Provided material: Begin
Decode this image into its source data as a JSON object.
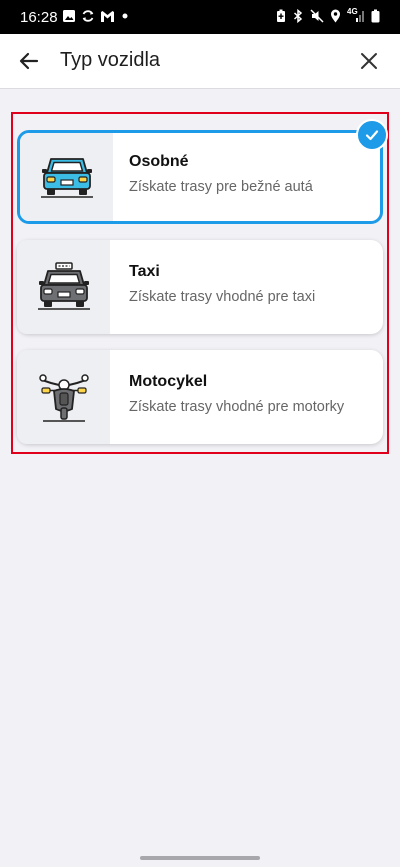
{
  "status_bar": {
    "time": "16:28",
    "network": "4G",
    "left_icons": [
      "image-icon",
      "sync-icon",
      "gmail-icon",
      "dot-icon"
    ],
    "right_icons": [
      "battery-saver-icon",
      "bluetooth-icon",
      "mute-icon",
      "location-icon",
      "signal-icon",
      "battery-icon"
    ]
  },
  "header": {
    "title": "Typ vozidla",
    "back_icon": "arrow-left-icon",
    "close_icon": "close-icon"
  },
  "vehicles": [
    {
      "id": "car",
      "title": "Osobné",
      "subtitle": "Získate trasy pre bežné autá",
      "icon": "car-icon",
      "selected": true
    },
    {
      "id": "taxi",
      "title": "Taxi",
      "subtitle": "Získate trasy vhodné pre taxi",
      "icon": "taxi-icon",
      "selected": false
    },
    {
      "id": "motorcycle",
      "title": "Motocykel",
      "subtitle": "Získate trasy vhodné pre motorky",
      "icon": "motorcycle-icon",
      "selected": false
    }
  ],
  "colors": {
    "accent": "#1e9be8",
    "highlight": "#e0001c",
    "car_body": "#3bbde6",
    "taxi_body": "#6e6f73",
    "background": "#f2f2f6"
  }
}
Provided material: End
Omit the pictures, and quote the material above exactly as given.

Decode this image into its source data as a JSON object.
{
  "status_bar": {
    "time": "16:28",
    "network": "4G",
    "left_icons": [
      "image-icon",
      "sync-icon",
      "gmail-icon",
      "dot-icon"
    ],
    "right_icons": [
      "battery-saver-icon",
      "bluetooth-icon",
      "mute-icon",
      "location-icon",
      "signal-icon",
      "battery-icon"
    ]
  },
  "header": {
    "title": "Typ vozidla",
    "back_icon": "arrow-left-icon",
    "close_icon": "close-icon"
  },
  "vehicles": [
    {
      "id": "car",
      "title": "Osobné",
      "subtitle": "Získate trasy pre bežné autá",
      "icon": "car-icon",
      "selected": true
    },
    {
      "id": "taxi",
      "title": "Taxi",
      "subtitle": "Získate trasy vhodné pre taxi",
      "icon": "taxi-icon",
      "selected": false
    },
    {
      "id": "motorcycle",
      "title": "Motocykel",
      "subtitle": "Získate trasy vhodné pre motorky",
      "icon": "motorcycle-icon",
      "selected": false
    }
  ],
  "colors": {
    "accent": "#1e9be8",
    "highlight": "#e0001c",
    "car_body": "#3bbde6",
    "taxi_body": "#6e6f73",
    "background": "#f2f2f6"
  }
}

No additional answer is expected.